BEGIN Provided entries

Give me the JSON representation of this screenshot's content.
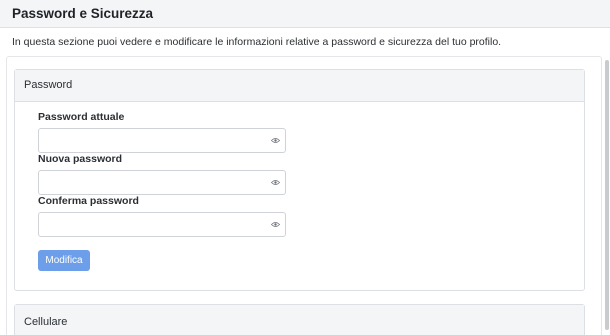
{
  "page": {
    "title": "Password e Sicurezza",
    "intro": "In questa sezione puoi vedere e modificare le informazioni relative a password e sicurezza del tuo profilo."
  },
  "password_card": {
    "header": "Password",
    "fields": [
      {
        "label": "Password attuale",
        "value": "",
        "icon": "eye-icon"
      },
      {
        "label": "Nuova password",
        "value": "",
        "icon": "eye-icon"
      },
      {
        "label": "Conferma password",
        "value": "",
        "icon": "eye-icon"
      }
    ],
    "submit_label": "Modifica",
    "submit_color": "#6c9ee9"
  },
  "cellulare_card": {
    "header": "Cellulare"
  }
}
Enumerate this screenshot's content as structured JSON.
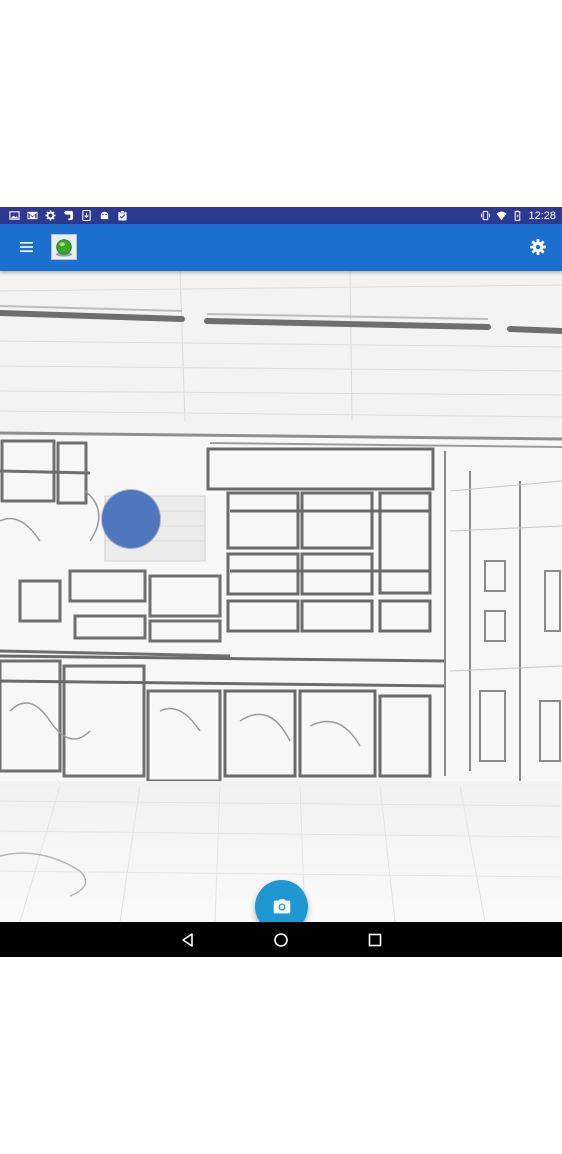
{
  "status_bar": {
    "time": "12:28",
    "background": "#2b3990",
    "left_icons": [
      "image-icon",
      "gmail-icon",
      "settings-cog-icon",
      "evernote-icon",
      "download-icon",
      "android-icon",
      "clipboard-icon"
    ],
    "right_icons": [
      "vibrate-icon",
      "wifi-icon",
      "battery-icon"
    ]
  },
  "app_bar": {
    "background": "#1a6fcf",
    "menu_icon": "hamburger-menu-icon",
    "logo_icon": "green-ball-logo-icon",
    "settings_icon": "gear-icon"
  },
  "viewport": {
    "content": "camera-preview",
    "marker_color": "#4f77bd"
  },
  "fabs": {
    "camera": {
      "icon": "camera-icon",
      "color": "#1e98d0"
    },
    "add": {
      "icon": "plus-icon",
      "color": "#f5407a"
    },
    "play": {
      "icon": "play-icon",
      "color": "#f68a1e"
    }
  },
  "nav_bar": {
    "buttons": [
      "back-icon",
      "home-icon",
      "recents-icon"
    ]
  }
}
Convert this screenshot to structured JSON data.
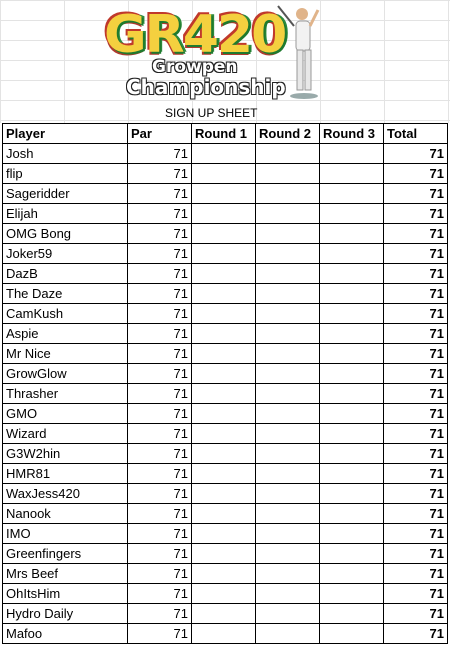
{
  "logo": {
    "title": "GR420",
    "line1": "Growpen",
    "line2": "Championship"
  },
  "sheet_title": "SIGN UP SHEET",
  "columns": [
    "Player",
    "Par",
    "Round 1",
    "Round 2",
    "Round 3",
    "Total"
  ],
  "rows": [
    {
      "player": "Josh",
      "par": "71",
      "r1": "",
      "r2": "",
      "r3": "",
      "total": "71"
    },
    {
      "player": "flip",
      "par": "71",
      "r1": "",
      "r2": "",
      "r3": "",
      "total": "71"
    },
    {
      "player": "Sageridder",
      "par": "71",
      "r1": "",
      "r2": "",
      "r3": "",
      "total": "71"
    },
    {
      "player": "Elijah",
      "par": "71",
      "r1": "",
      "r2": "",
      "r3": "",
      "total": "71"
    },
    {
      "player": "OMG Bong",
      "par": "71",
      "r1": "",
      "r2": "",
      "r3": "",
      "total": "71"
    },
    {
      "player": "Joker59",
      "par": "71",
      "r1": "",
      "r2": "",
      "r3": "",
      "total": "71"
    },
    {
      "player": "DazB",
      "par": "71",
      "r1": "",
      "r2": "",
      "r3": "",
      "total": "71"
    },
    {
      "player": "The Daze",
      "par": "71",
      "r1": "",
      "r2": "",
      "r3": "",
      "total": "71"
    },
    {
      "player": "CamKush",
      "par": "71",
      "r1": "",
      "r2": "",
      "r3": "",
      "total": "71"
    },
    {
      "player": "Aspie",
      "par": "71",
      "r1": "",
      "r2": "",
      "r3": "",
      "total": "71"
    },
    {
      "player": "Mr Nice",
      "par": "71",
      "r1": "",
      "r2": "",
      "r3": "",
      "total": "71"
    },
    {
      "player": "GrowGlow",
      "par": "71",
      "r1": "",
      "r2": "",
      "r3": "",
      "total": "71"
    },
    {
      "player": "Thrasher",
      "par": "71",
      "r1": "",
      "r2": "",
      "r3": "",
      "total": "71"
    },
    {
      "player": "GMO",
      "par": "71",
      "r1": "",
      "r2": "",
      "r3": "",
      "total": "71"
    },
    {
      "player": "Wizard",
      "par": "71",
      "r1": "",
      "r2": "",
      "r3": "",
      "total": "71"
    },
    {
      "player": "G3W2hin",
      "par": "71",
      "r1": "",
      "r2": "",
      "r3": "",
      "total": "71"
    },
    {
      "player": "HMR81",
      "par": "71",
      "r1": "",
      "r2": "",
      "r3": "",
      "total": "71"
    },
    {
      "player": "WaxJess420",
      "par": "71",
      "r1": "",
      "r2": "",
      "r3": "",
      "total": "71"
    },
    {
      "player": "Nanook",
      "par": "71",
      "r1": "",
      "r2": "",
      "r3": "",
      "total": "71"
    },
    {
      "player": "IMO",
      "par": "71",
      "r1": "",
      "r2": "",
      "r3": "",
      "total": "71"
    },
    {
      "player": "Greenfingers",
      "par": "71",
      "r1": "",
      "r2": "",
      "r3": "",
      "total": "71"
    },
    {
      "player": "Mrs Beef",
      "par": "71",
      "r1": "",
      "r2": "",
      "r3": "",
      "total": "71"
    },
    {
      "player": "OhItsHim",
      "par": "71",
      "r1": "",
      "r2": "",
      "r3": "",
      "total": "71"
    },
    {
      "player": "Hydro Daily",
      "par": "71",
      "r1": "",
      "r2": "",
      "r3": "",
      "total": "71"
    },
    {
      "player": "Mafoo",
      "par": "71",
      "r1": "",
      "r2": "",
      "r3": "",
      "total": "71"
    }
  ]
}
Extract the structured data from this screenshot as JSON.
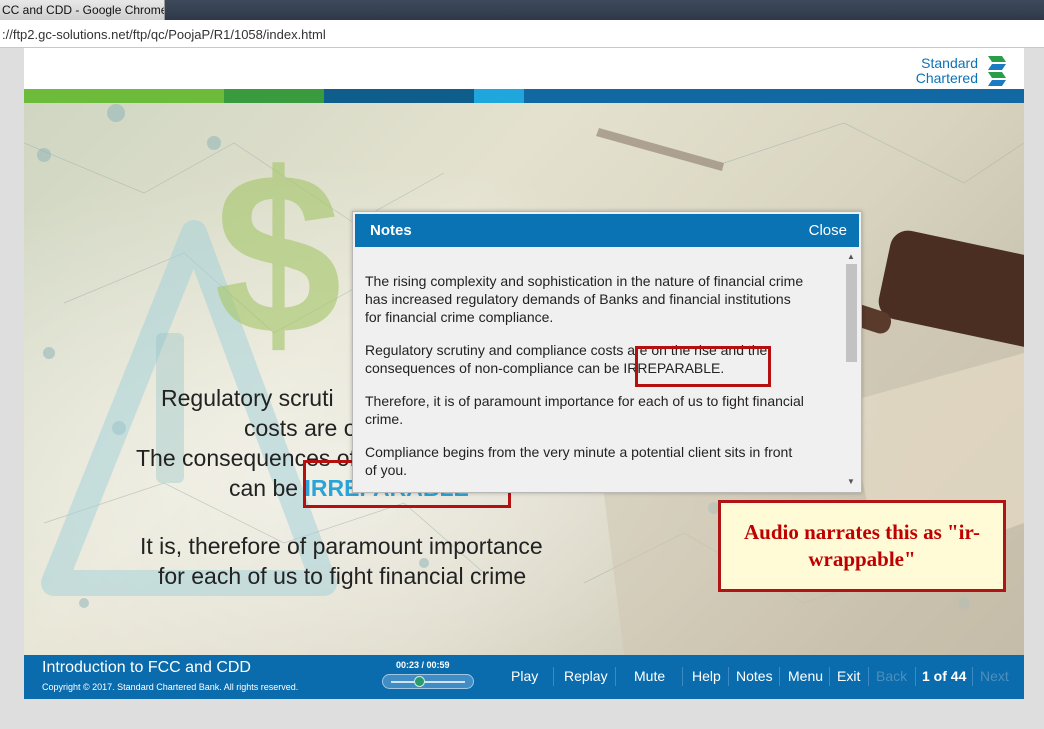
{
  "browser": {
    "tab_title": "CC and CDD - Google Chrome",
    "address": "://ftp2.gc-solutions.net/ftp/qc/PoojaP/R1/1058/index.html"
  },
  "logo": {
    "line1": "Standard",
    "line2": "Chartered"
  },
  "colors": {
    "brand_blue": "#0a73b4",
    "stripe_green_light": "#6dbb3a",
    "stripe_green_dark": "#3a9a3e",
    "stripe_navy": "#0f5d8a",
    "stripe_cyan": "#1fa6dd",
    "stripe_blue": "#1168a3",
    "highlight_red": "#b51010"
  },
  "slide": {
    "line1": "Regulatory scruti",
    "line2": "costs are on the rise",
    "line3": "The consequences of non-compliance",
    "line4_prefix": "can be",
    "line4_highlight": "IRREPARABLE",
    "line5": "It is, therefore of paramount importance",
    "line6": "for each of us to fight financial crime"
  },
  "notes": {
    "title": "Notes",
    "close": "Close",
    "paragraphs": [
      "The rising complexity and sophistication in the nature of financial crime has increased regulatory demands of Banks and financial institutions for financial crime compliance.",
      "Regulatory scrutiny and compliance costs are on the rise and the consequences of non-compliance can be IRREPARABLE.",
      "Therefore, it is of paramount importance for each of us to fight financial crime.",
      "Compliance begins from the very minute a potential client sits in front of you."
    ]
  },
  "annotation": {
    "text": "Audio narrates this as \"ir-wrappable\""
  },
  "footer": {
    "course_title": "Introduction to FCC and CDD",
    "copyright": "Copyright © 2017. Standard Chartered Bank. All rights reserved.",
    "time": "00:23 / 00:59",
    "progress": 0.39,
    "buttons": {
      "play": "Play",
      "replay": "Replay",
      "mute": "Mute",
      "help": "Help",
      "notes": "Notes",
      "menu": "Menu",
      "exit": "Exit",
      "back": "Back",
      "page": "1 of 44",
      "next": "Next"
    }
  }
}
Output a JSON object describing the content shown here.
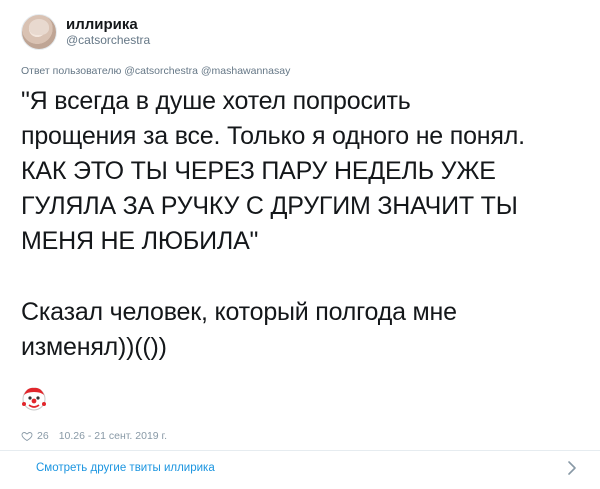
{
  "author": {
    "display_name": "иллирика",
    "handle": "@catsorchestra"
  },
  "reply": {
    "prefix": "Ответ пользователю",
    "mentions": "@catsorchestra @mashawannasay"
  },
  "tweet": {
    "line1": "\"Я всегда в душе хотел попросить",
    "line2": "прощения за все. Только я одного не понял.",
    "line3": "КАК ЭТО ТЫ ЧЕРЕЗ ПАРУ НЕДЕЛЬ УЖЕ",
    "line4": "ГУЛЯЛА ЗА РУЧКУ С ДРУГИМ ЗНАЧИТ ТЫ",
    "line5": "МЕНЯ НЕ ЛЮБИЛА\"",
    "line6": "Сказал человек, который полгода мне",
    "line7": "изменял))(())"
  },
  "meta": {
    "likes": "26",
    "timestamp": "10.26 - 21 сент. 2019 г."
  },
  "footer": {
    "more_link": "Смотреть другие твиты иллирика"
  },
  "icons": {
    "like": "heart-icon",
    "sticker": "clown-sticker-icon",
    "chevron": "chevron-right-icon"
  },
  "colors": {
    "link": "#1b95e0",
    "muted": "#657786",
    "text": "#14171a"
  }
}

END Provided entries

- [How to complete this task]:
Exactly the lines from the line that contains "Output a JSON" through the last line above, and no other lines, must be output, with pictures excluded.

- [Response to the task]:
Output a JSON object describing the content shown here.
{
  "author": {
    "display_name": "иллирика",
    "handle": "@catsorchestra"
  },
  "reply": {
    "prefix": "Ответ пользователю",
    "mentions": "@catsorchestra @mashawannasay"
  },
  "tweet": {
    "line1": "\"Я всегда в душе хотел попросить",
    "line2": "прощения за все. Только я одного не понял.",
    "line3": "КАК ЭТО ТЫ ЧЕРЕЗ ПАРУ НЕДЕЛЬ УЖЕ",
    "line4": "ГУЛЯЛА ЗА РУЧКУ С ДРУГИМ ЗНАЧИТ ТЫ",
    "line5": "МЕНЯ НЕ ЛЮБИЛА\"",
    "line6": "Сказал человек, который полгода мне",
    "line7": "изменял))(())"
  },
  "meta": {
    "likes": "26",
    "timestamp": "10.26 - 21 сент. 2019 г."
  },
  "footer": {
    "more_link": "Смотреть другие твиты иллирика"
  },
  "icons": {
    "like": "heart-icon",
    "sticker": "clown-sticker-icon",
    "chevron": "chevron-right-icon"
  },
  "colors": {
    "link": "#1b95e0",
    "muted": "#657786",
    "text": "#14171a"
  }
}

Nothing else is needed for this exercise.